Experts aren’t sure exactly what causes melanoma to develop. They do know that melanoma occurs when some DNA cells are damaged, which can cause new uncontrolled cell growth that can develop into cancer. The process that damages the DNA in skin cells and leads to melanoma isn’t totally clear; however, they believe that a combination of factors, such as environmental and genetic factors, causes melanoma.
Exposure to certain ultraviolet rays (UV-rays) is a main environmental risk factor. Certain genetic syndromes are considered genetic factors as well.
UV-radiation – The sun and tanning beds
There are two types of UV rays that are believed to increase the risk for developing melanoma – UV-A and UV-B. UV-A rays are present throughout the year at a fairly consistent level. UV-B rays are stronger in the summer.

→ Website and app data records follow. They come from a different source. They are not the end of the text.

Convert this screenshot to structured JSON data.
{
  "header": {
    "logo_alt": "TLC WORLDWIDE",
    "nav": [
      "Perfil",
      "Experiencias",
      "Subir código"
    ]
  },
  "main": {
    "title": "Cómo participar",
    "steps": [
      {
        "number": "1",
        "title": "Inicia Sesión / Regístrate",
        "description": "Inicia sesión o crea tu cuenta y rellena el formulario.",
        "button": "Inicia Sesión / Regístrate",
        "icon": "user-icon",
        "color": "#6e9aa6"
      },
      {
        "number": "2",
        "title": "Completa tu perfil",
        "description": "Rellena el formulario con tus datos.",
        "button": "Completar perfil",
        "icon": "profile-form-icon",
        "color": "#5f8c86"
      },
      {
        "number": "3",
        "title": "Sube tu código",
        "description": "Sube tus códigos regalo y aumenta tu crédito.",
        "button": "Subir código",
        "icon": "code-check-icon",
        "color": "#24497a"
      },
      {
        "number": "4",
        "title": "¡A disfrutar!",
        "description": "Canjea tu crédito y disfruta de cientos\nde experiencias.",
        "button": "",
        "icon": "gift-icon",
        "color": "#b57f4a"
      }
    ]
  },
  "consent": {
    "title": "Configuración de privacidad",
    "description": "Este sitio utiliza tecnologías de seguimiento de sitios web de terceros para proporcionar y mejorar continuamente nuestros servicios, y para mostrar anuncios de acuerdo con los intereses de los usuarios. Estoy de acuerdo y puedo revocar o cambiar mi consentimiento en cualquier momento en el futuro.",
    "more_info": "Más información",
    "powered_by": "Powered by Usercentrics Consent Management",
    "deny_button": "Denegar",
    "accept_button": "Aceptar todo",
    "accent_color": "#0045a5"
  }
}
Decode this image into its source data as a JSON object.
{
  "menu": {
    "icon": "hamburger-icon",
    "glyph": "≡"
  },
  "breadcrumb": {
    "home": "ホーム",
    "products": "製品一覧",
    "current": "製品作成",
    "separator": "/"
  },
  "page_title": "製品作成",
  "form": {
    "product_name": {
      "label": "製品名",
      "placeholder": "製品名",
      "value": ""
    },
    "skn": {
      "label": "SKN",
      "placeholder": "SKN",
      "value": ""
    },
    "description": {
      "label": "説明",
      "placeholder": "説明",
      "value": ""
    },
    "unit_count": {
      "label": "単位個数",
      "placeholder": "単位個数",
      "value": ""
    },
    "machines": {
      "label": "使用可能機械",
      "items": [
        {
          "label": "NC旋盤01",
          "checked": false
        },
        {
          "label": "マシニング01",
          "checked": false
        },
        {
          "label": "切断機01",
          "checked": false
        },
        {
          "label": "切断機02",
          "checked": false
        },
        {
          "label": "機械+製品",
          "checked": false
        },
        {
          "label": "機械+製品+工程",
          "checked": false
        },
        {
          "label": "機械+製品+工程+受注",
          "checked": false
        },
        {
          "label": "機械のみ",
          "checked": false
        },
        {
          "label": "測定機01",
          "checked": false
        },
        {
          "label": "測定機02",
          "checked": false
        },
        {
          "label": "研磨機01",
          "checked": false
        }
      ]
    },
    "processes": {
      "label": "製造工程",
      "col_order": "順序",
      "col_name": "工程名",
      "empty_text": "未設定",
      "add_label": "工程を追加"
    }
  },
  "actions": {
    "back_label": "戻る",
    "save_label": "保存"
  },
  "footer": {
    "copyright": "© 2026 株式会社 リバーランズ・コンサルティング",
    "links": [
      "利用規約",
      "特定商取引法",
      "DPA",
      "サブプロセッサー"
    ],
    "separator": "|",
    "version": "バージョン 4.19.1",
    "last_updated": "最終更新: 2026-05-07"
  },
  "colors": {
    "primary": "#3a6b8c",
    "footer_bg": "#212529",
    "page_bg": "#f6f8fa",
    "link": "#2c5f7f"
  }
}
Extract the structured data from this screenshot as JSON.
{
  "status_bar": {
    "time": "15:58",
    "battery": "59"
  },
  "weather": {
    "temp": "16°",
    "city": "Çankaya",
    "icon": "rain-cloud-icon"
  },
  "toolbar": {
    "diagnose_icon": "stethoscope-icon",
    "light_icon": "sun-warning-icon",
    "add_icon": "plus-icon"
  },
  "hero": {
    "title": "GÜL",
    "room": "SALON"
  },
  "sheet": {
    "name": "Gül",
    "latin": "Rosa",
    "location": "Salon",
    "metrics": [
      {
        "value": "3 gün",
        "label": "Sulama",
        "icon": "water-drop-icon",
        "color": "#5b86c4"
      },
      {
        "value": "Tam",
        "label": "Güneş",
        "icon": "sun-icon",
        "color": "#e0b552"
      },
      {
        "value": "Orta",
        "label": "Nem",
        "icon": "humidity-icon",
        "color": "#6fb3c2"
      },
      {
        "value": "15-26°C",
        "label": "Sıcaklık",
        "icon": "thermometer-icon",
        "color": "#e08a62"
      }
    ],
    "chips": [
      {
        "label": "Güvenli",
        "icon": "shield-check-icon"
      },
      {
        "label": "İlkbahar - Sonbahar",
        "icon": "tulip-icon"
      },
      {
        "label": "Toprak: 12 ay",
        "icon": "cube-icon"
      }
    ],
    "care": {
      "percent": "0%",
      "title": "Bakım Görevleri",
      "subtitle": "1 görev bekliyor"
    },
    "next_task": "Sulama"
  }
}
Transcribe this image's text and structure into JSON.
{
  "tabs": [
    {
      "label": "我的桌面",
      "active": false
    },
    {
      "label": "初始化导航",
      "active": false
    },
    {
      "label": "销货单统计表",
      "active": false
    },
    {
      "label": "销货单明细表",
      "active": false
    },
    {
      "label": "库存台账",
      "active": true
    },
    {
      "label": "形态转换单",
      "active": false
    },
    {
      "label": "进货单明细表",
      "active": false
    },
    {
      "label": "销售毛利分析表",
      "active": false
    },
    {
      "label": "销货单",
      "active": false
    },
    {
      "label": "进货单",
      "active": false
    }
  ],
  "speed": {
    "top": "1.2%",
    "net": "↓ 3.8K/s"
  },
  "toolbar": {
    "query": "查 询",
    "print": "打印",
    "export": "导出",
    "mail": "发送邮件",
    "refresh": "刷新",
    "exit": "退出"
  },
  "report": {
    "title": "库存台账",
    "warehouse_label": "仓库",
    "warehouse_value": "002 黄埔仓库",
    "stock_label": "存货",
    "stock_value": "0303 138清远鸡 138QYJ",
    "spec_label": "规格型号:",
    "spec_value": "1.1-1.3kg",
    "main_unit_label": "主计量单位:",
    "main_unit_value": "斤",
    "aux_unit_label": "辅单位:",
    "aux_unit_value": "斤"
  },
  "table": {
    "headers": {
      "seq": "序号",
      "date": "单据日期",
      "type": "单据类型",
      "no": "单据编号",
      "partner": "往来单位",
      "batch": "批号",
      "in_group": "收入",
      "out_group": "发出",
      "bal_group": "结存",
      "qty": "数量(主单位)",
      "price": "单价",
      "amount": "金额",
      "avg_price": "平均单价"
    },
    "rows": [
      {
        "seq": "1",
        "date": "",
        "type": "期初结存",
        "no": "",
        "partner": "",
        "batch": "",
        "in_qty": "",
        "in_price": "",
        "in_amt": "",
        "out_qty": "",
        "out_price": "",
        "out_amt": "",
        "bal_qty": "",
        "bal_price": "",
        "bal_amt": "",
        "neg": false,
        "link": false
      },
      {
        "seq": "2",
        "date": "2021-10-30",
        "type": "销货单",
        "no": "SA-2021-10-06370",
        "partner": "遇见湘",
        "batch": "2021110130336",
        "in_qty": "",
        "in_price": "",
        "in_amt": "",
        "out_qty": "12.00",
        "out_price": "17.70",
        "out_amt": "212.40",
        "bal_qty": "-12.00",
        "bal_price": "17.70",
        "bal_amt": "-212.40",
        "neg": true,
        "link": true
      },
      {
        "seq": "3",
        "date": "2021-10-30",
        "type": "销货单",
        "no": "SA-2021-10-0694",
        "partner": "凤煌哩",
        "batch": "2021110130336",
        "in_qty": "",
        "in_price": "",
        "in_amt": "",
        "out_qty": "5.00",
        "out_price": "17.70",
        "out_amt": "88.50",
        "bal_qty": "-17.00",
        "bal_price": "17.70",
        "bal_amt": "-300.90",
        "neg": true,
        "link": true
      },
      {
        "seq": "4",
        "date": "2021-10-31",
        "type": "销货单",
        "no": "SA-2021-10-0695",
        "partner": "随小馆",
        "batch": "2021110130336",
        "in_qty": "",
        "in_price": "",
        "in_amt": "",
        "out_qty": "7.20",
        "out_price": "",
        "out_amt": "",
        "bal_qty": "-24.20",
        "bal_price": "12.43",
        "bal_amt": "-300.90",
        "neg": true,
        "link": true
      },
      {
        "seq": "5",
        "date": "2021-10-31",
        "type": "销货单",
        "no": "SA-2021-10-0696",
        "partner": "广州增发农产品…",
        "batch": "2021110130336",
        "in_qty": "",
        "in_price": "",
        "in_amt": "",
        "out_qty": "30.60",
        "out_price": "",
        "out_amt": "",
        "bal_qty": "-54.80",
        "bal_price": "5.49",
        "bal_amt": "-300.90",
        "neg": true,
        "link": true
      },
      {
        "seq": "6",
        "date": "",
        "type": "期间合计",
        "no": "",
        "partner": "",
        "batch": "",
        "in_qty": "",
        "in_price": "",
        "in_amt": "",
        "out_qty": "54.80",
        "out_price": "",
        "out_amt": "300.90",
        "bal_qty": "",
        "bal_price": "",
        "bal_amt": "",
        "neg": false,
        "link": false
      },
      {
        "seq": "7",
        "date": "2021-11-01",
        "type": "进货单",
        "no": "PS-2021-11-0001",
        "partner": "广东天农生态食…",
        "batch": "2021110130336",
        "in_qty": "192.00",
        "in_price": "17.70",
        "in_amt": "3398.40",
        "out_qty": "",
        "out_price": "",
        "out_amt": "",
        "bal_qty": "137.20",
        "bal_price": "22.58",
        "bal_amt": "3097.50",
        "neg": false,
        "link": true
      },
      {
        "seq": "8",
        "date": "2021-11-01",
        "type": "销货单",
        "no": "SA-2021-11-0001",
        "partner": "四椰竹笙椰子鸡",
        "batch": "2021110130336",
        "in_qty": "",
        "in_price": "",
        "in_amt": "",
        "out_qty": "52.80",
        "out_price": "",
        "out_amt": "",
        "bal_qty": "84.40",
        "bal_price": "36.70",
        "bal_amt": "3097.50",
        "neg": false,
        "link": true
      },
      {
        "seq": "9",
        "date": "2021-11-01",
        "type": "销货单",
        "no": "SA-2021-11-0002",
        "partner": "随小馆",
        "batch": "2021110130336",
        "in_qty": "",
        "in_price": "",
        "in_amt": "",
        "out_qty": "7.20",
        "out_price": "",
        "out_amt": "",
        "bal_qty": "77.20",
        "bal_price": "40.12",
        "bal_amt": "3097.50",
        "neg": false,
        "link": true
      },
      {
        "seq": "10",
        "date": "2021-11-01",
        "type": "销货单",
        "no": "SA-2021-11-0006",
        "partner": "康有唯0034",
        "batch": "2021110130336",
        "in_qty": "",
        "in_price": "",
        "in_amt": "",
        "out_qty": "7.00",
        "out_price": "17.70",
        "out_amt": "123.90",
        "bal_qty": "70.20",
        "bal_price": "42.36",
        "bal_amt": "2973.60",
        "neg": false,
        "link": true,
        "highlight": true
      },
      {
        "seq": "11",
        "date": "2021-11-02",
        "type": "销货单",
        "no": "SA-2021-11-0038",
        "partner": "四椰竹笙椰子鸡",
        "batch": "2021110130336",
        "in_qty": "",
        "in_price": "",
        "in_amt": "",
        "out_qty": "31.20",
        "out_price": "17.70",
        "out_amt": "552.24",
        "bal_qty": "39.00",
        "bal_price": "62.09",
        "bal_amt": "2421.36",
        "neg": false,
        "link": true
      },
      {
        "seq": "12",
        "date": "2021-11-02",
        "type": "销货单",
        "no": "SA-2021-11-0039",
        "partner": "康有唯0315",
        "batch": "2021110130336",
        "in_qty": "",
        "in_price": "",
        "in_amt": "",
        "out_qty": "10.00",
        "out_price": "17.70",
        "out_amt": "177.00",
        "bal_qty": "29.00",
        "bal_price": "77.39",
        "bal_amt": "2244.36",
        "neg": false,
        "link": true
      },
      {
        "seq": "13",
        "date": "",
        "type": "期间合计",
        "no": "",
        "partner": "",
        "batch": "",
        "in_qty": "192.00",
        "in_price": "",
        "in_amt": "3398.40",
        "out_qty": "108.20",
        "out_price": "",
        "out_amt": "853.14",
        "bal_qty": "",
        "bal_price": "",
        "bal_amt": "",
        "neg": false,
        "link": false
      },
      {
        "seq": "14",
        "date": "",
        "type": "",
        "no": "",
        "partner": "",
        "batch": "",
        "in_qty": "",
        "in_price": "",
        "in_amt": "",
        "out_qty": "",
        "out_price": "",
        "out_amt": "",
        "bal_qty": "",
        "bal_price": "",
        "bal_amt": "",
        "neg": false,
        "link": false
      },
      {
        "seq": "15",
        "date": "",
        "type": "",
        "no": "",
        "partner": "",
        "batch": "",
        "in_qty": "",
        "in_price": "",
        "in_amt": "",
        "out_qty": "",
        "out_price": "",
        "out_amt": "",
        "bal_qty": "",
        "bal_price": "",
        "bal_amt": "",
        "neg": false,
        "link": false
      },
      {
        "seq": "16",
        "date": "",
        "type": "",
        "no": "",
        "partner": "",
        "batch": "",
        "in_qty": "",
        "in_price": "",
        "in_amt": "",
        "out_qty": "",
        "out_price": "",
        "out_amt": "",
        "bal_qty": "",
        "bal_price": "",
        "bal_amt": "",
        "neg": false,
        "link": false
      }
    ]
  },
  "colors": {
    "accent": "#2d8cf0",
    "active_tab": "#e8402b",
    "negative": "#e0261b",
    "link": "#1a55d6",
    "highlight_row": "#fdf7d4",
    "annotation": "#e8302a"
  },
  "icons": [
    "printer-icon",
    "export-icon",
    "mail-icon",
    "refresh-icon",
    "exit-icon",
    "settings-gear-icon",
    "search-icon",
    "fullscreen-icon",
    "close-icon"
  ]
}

Anytime you go outside, you are exposed to ultraviolet radiation. And the longer you’re outside, the more UV-rays you’ll receive.
Any time you get a sunburn, you increase your risk of melanoma. And if you get a sunburn that blisters at a young age, you double your risk of getting melanoma.
Tanning is skin damage. Any time your skin gets darker, you’ve been exposed to dangerous UV-rays. Tanning beds are especially dangerous because they give you concentrated exposure to UV-rays. People who use tanning beds before age 30 are at an increased risk for getting melanoma. Young people who use tanning beds on a regular basis are eight times more likely to develop melanoma than people who don’t use tanning beds.
We understand the allure of a suntan. But exposure to ultraviolet rays can actually lead to death. Melanoma is a serious form of skin cancer that spreads quickly and can kill you if it’s not treated early enough.
Risk factors for developing melanoma
Anyone can get melanoma. It doesn’t matter whether your skin is light or dark or whether you tend to tan or burn in the sun. The sun can damage all skin types.
Exposure to UV-rays is considered the single greatest controllable risk factor for developing melanoma. And as mentioned earlier, being outside or using tanning beds will give you UV-ray exposure.
Other risk factors include:
- Having light hair and eyes
- Having light skin
- Having freckles
- Being male
- Being older (although melanoma is the most common skin cancer in young people)
- Having a family history of melanoma
- Having any abnormal moles (check out the ABCDEs of melanoma)
- Having a personal history of melanoma and other skin cancer
- Having many moles on your body
- Having atypical moles (dysplastic nevi)
- Having congenital melanocytic nevi (a type of mole present at birth)
- Having a weakened immune system
- Having Dysplastic Nevus Syndrome, familial atypical multiple mole melanoma syndrome, (FAMMM) or a family member with FAMMM
- Having genetic syndromes, such as:
- Xeroderma pigmentosum (XP)
- Li-fraumeni syndrome
- Werner syndrome
- Hereditary breast and ovarian cancer syndromes
While not all melanoma can be prevented, you can go a long way toward preventing melanoma by taking steps to keep ultraviolet light from damaging your skin. Sunscreen with UV-A and UV-B protection and clothing can help prevent the ultraviolet light from damaging your skin, as can avoiding prolonged time in the sun – especially during the middle of the day when the rays are strongest – and time in tanning beds. Learn more about preventing melanoma.
Melanoma care at Beaumont
If you have any signs and symptoms of melanoma, see a doctor right away to have a skin exam. You should also consider seeing a dermatologist for regular skin checks, and you should do monthly self-exams of your skin at home. Talk to your doctor about your risks for developing melanoma and how often you should have skin exams. Beaumont dermatologists can diagnose and treat melanoma, including performing Mohs’ surgery.
Call 800-633-7377 today to schedule an appointment with a Beaumont dermatologist or to get a referral.